by S. Géniaut, EDF R&D/ AMA
In collaboration with IFPEN and École Centrale de Nantes, the PHD theses of M. Siavelis focused on the development of crack intersections and crack branching with X-FEM.
Conventionally, each crack is represented by a pair of "level sets" functions. A graph of intersection is then defined in order to determine for each intersection a "master" crack and a "slave" crack. The finite elements which are cut by several cracks (i.e. several discontinuities) are enriched with a Heaviside function associated with each crack. A further enrichment, of Junction type, must also be defined.

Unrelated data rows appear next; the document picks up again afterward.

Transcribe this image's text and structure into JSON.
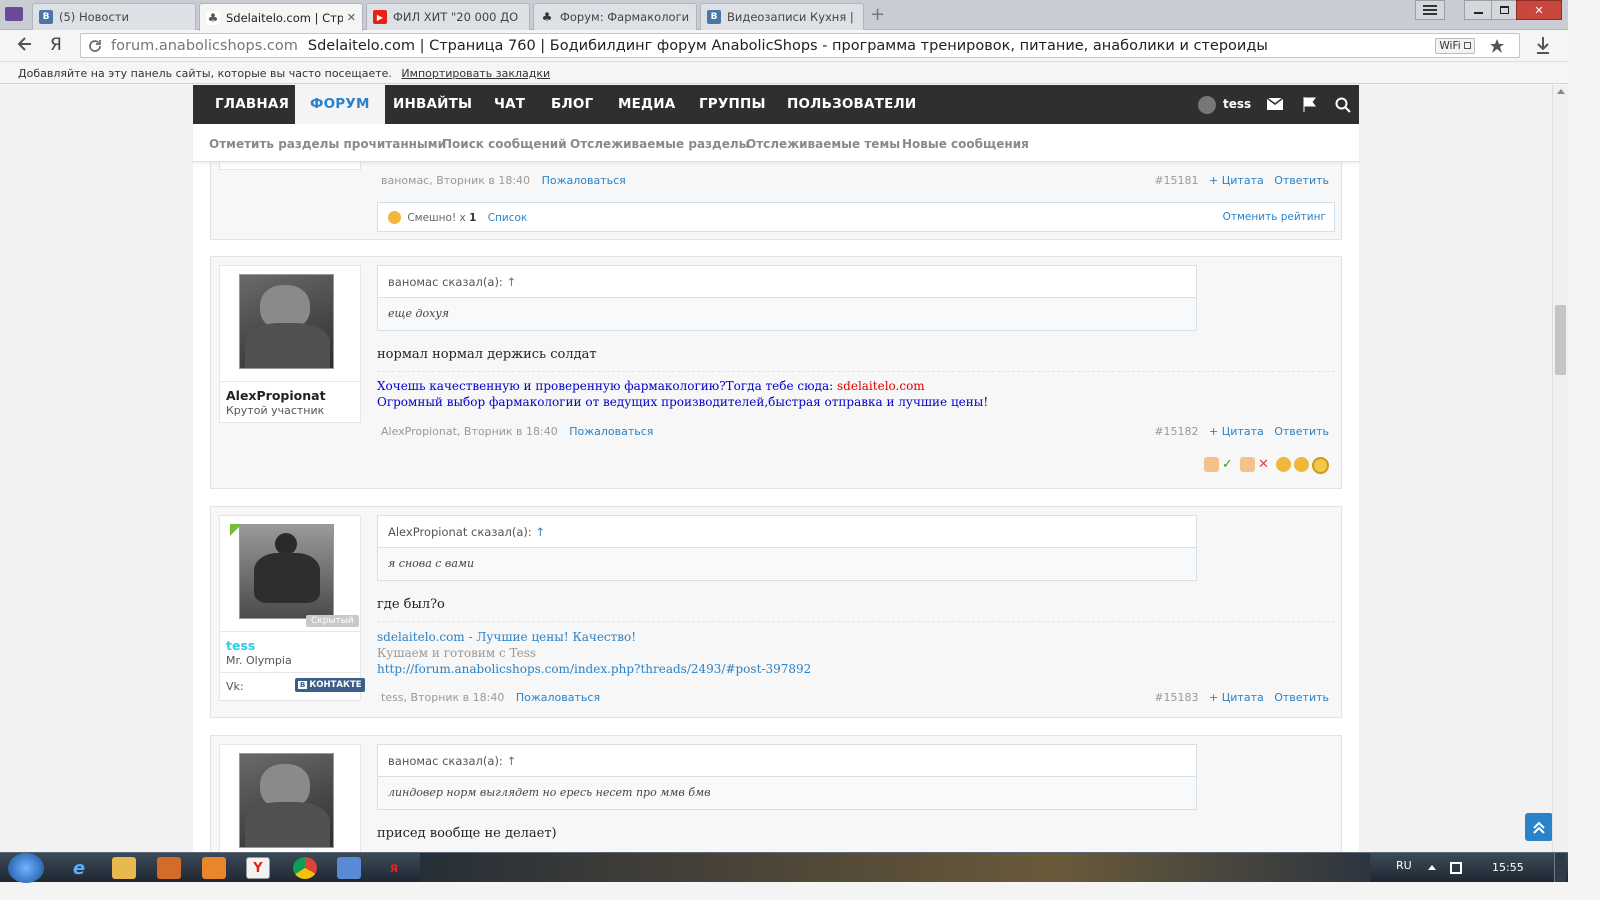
{
  "browser": {
    "tabs": [
      {
        "label": "(5) Новости",
        "icon": "vk-icon",
        "color": "#4a76a8",
        "glyph": "В"
      },
      {
        "label": "Sdelaitelo.com | Стран",
        "icon": "forum-favicon-icon",
        "color": "#555555",
        "glyph": "♣"
      },
      {
        "label": "ФИЛ ХИТ \"20 000 ДО",
        "icon": "youtube-icon",
        "color": "#e62117",
        "glyph": "▶"
      },
      {
        "label": "Форум: Фармакологи",
        "icon": "forum-favicon-icon",
        "color": "#555555",
        "glyph": "♣"
      },
      {
        "label": "Видеозаписи Кухня |",
        "icon": "vk-icon",
        "color": "#4a76a8",
        "glyph": "В"
      }
    ],
    "close_glyph": "✕",
    "new_tab_glyph": "+",
    "yandex_glyph": "Я",
    "url_domain": "forum.anabolicshops.com",
    "url_title": "Sdelaitelo.com | Страница 760 | Бодибилдинг форум AnabolicShops - программа тренировок, питание, анаболики и стероиды",
    "wifi_badge": "WiFi",
    "bookmarks_text": "Добавляйте на эту панель сайты, которые вы часто посещаете.",
    "bookmarks_link": "Импортировать закладки"
  },
  "nav": {
    "items": [
      "ГЛАВНАЯ",
      "ФОРУМ",
      "ИНВАЙТЫ",
      "ЧАТ",
      "БЛОГ",
      "МЕДИА",
      "ГРУППЫ",
      "ПОЛЬЗОВАТЕЛИ"
    ],
    "active": "ФОРУМ",
    "user": "tess"
  },
  "subnav": [
    "Отметить разделы прочитанными",
    "Поиск сообщений",
    "Отслеживаемые разделы",
    "Отслеживаемые темы",
    "Новые сообщения"
  ],
  "post0": {
    "meta": "ваномас, Вторник в 18:40",
    "report": "Пожаловаться",
    "number": "#15181",
    "quote_btn": "+ Цитата",
    "reply_btn": "Ответить",
    "rating_label": "Смешно! x",
    "rating_count": "1",
    "rating_list": "Список",
    "rating_cancel": "Отменить рейтинг"
  },
  "post1": {
    "user": "AlexPropionat",
    "title": "Крутой участник",
    "quote_author": "ваномас сказал(а):",
    "quote_arrow": "↑",
    "quote_text": "еще дохуя",
    "message": "нормал нормал держись солдат",
    "sig_line1": "Хочешь качественную и проверенную фармакологию?Тогда тебе сюда:",
    "sig_link": "sdelaitelo.com",
    "sig_line2": "Огромный выбор фармакологии от ведущих производителей,быстрая отправка и лучшие цены!",
    "meta": "AlexPropionat, Вторник в 18:40",
    "report": "Пожаловаться",
    "number": "#15182",
    "quote_btn": "+ Цитата",
    "reply_btn": "Ответить"
  },
  "post2": {
    "user": "tess",
    "title": "Mr. Olympia",
    "hidden_badge": "Скрытый",
    "vk_label": "Vk:",
    "vk_button": "КОНТАКТЕ",
    "quote_author": "AlexPropionat сказал(а):",
    "quote_arrow": "↑",
    "quote_text": "я снова с вами",
    "message": "где был?о",
    "sig_line1": "sdelaitelo.com - Лучшие цены! Качество!",
    "sig_line2": "Кушаем и готовим с Tess",
    "sig_line3": "http://forum.anabolicshops.com/index.php?threads/2493/#post-397892",
    "meta": "tess, Вторник в 18:40",
    "report": "Пожаловаться",
    "number": "#15183",
    "quote_btn": "+ Цитата",
    "reply_btn": "Ответить"
  },
  "post3": {
    "quote_author": "ваномас сказал(а):",
    "quote_arrow": "↑",
    "quote_text": "линдовер норм выглядет но ересь несет про ммв бмв",
    "message": "присед вообще не делает)"
  },
  "taskbar": {
    "lang": "RU",
    "time": "15:55"
  }
}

This feature can be also coupled to crack propagation (see Propagation de fissures avec la méthode X-FEM and 3D crack propagation : X-FEM and mesh adaptation). In the illustration below, we consider a plate with two cracks. Tensile loading is applied on the left face and the right face. Here is the simulation of the propagation of the two cracks due to fatigue with constant amplitude. The vertical crack propagates in a straight line and just plug into the horizontal crack, which did not really propagate, because the more weakly charged. After intersection, the horizontal crack is then subjected to Mode I+II, which causes the bifurcation, until the complete failure of the structure.